Nestled within the shell around this large bubble is an embryonic star that is already a hefty eight times more massive than our Sun.
This image, by ESA’s Herschel space observatory, was originally presented in the first announcement of scientific results from the mission in May 2010.
This week Herschel scientists will meet again at ESA’s ESTEC establishment in the Netherlands to present, discuss, and take stock of the scientific breakthroughs of the entire mission at The Universe Explored by Herschel symposium.
The Galactic bubble shown in this image was just one of many surprising results of the mission.
It is about 4300 light-years away and has been blown by a star at its centre. The star is not visible at these infrared wavelengths but pushes on the surrounding dust and gas with nothing more than the power of its starlight.
The pressure exerted on the surrounding material is such that it has begun collapsing into new stars.
The bright knot to the right of the base of the bubble is an unexpectedly large, embryonic star, revealed to Herschel’s infrared detectors by heating up the surrounding dense clumps of gas and dust.
Herschel’s observations have shown that it already contains at least eight times the mass of our Sun, and that it is still surrounded by an additional 2000 solar masses of gas and dust from which it can feed further.
Not all of the material will fall onto the star, however, as some will be blasted away by the intense radiation emitted by the star. Some stars reach an impressive 150 solar masses, but just how large this stellar embryo will grow remains to be seen.
This week, scientists will not only discuss star formation, but also what the Herschel space observatory has revealed about planetary system evolution, galaxy formation, the interstellar medium and more. A full programme can be found here.

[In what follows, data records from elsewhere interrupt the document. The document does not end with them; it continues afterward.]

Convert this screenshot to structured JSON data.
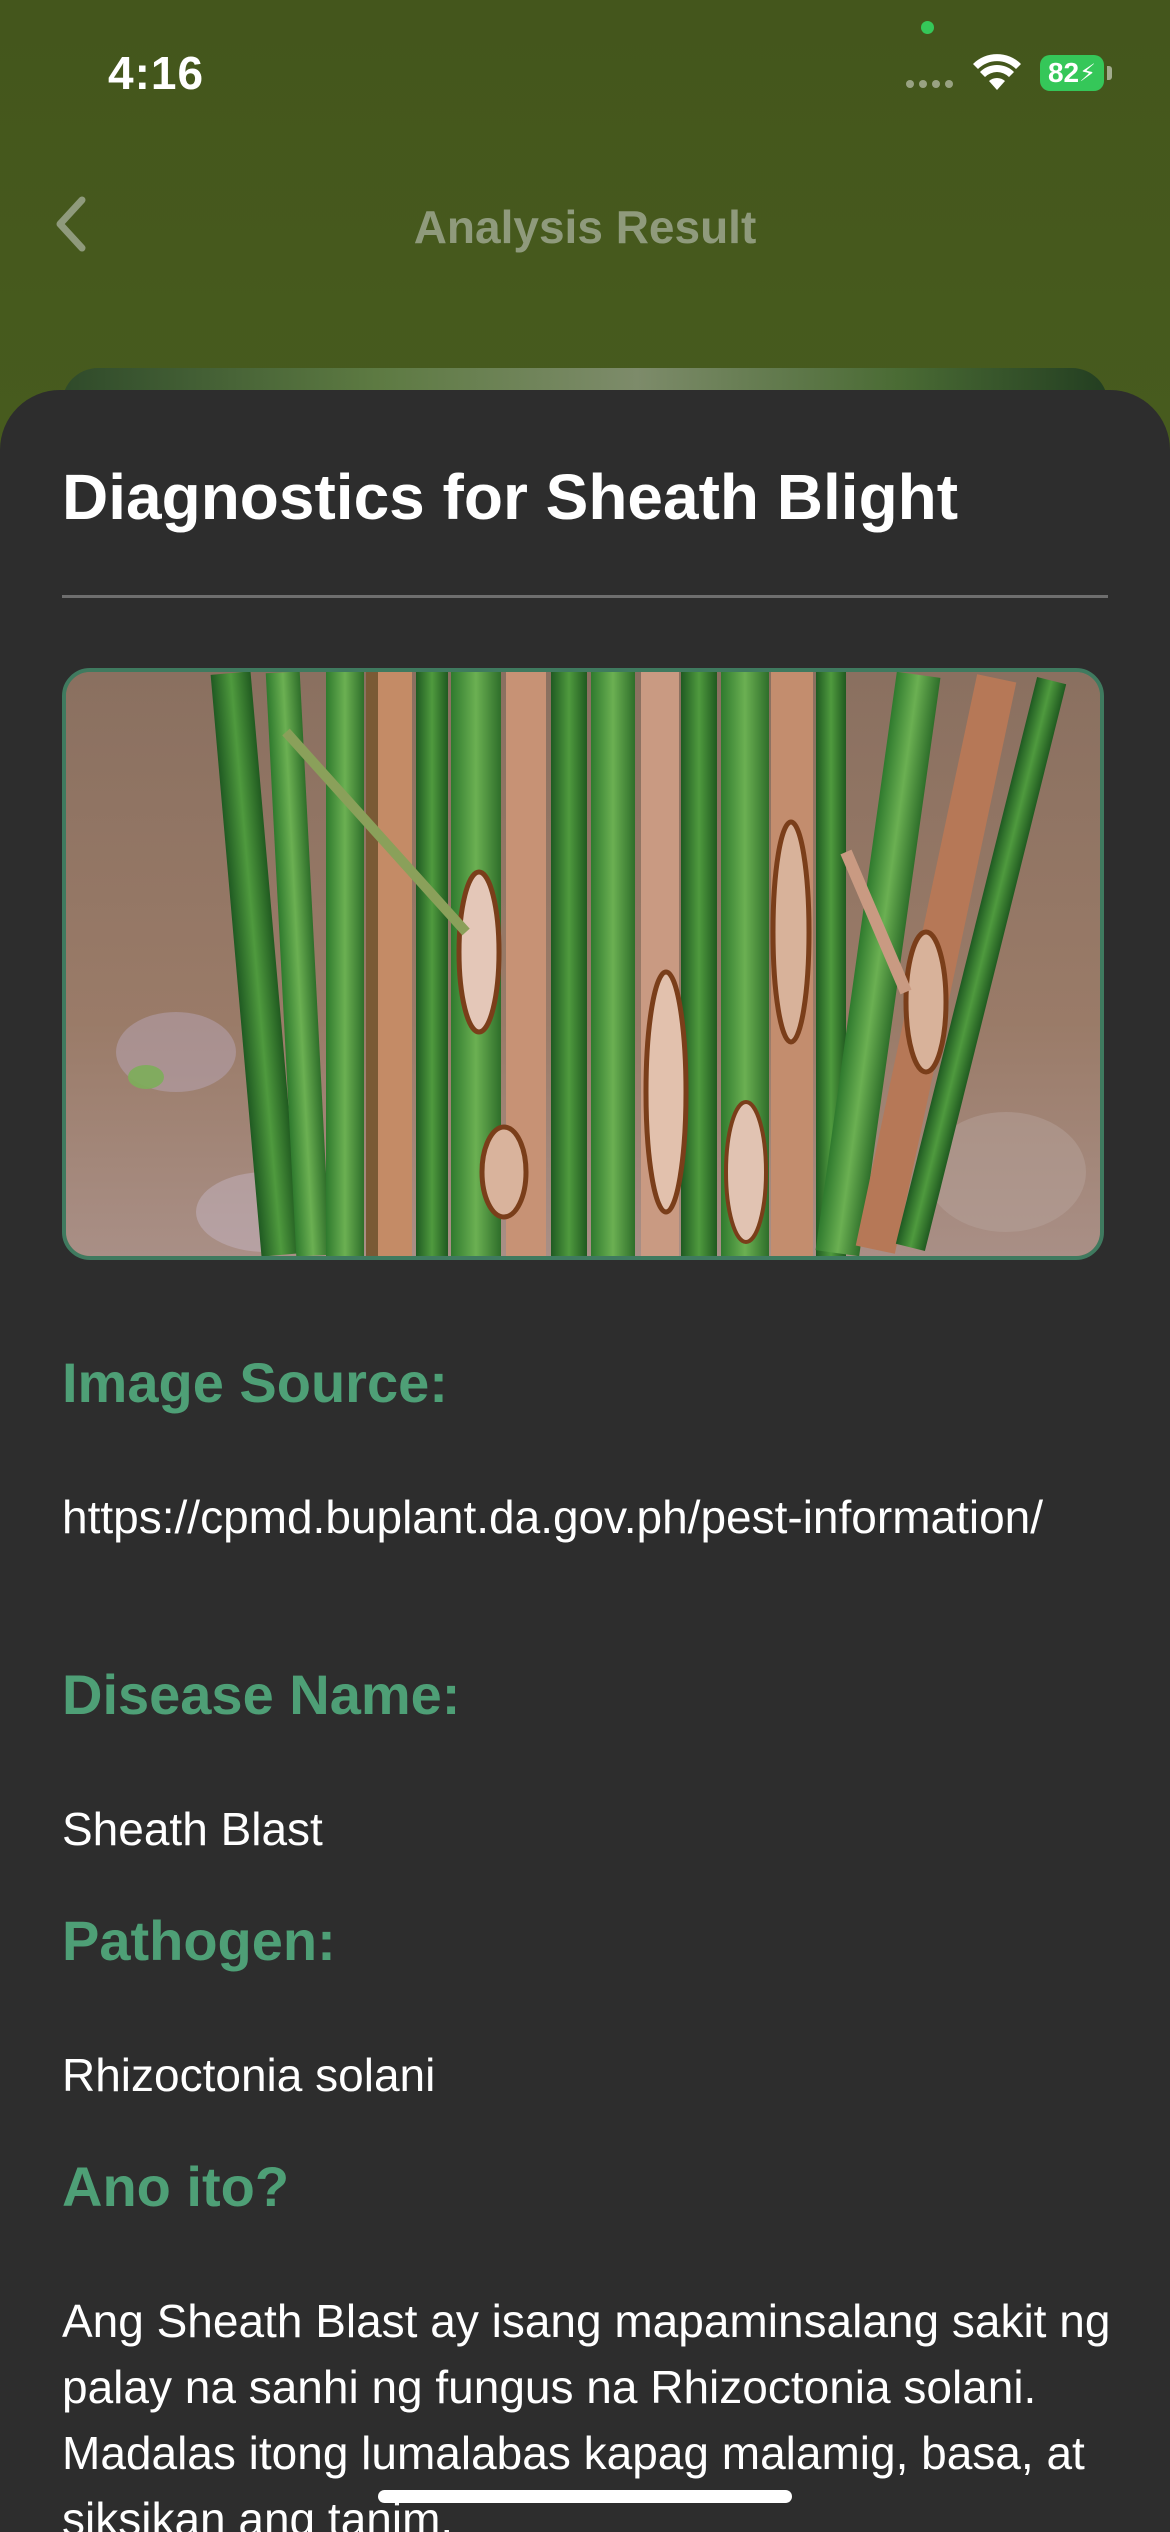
{
  "status_bar": {
    "time": "4:16",
    "battery_level": "82",
    "charging": true,
    "wifi": "full"
  },
  "nav": {
    "title": "Analysis Result",
    "back_icon": "chevron-left-icon"
  },
  "sheet": {
    "title": "Diagnostics for Sheath Blight",
    "image_alt": "rice sheath blight lesions on stems",
    "sections": [
      {
        "heading": "Image Source:",
        "text": "https://cpmd.buplant.da.gov.ph/pest-information/"
      },
      {
        "heading": "Disease Name:",
        "text": "Sheath Blast"
      },
      {
        "heading": "Pathogen:",
        "text": "Rhizoctonia solani"
      },
      {
        "heading": "Ano ito?",
        "text": "Ang Sheath Blast ay isang mapaminsalang sakit ng palay na sanhi ng fungus na Rhizoctonia solani. Madalas itong lumalabas kapag malamig, basa, at siksikan ang tanim."
      }
    ]
  },
  "colors": {
    "accent_green": "#4e9f76",
    "sheet_bg": "#2d2d2d",
    "battery_green": "#35c759"
  }
}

Herschel was launched on 14 May 2009 and completed science observations on 29 April 2013.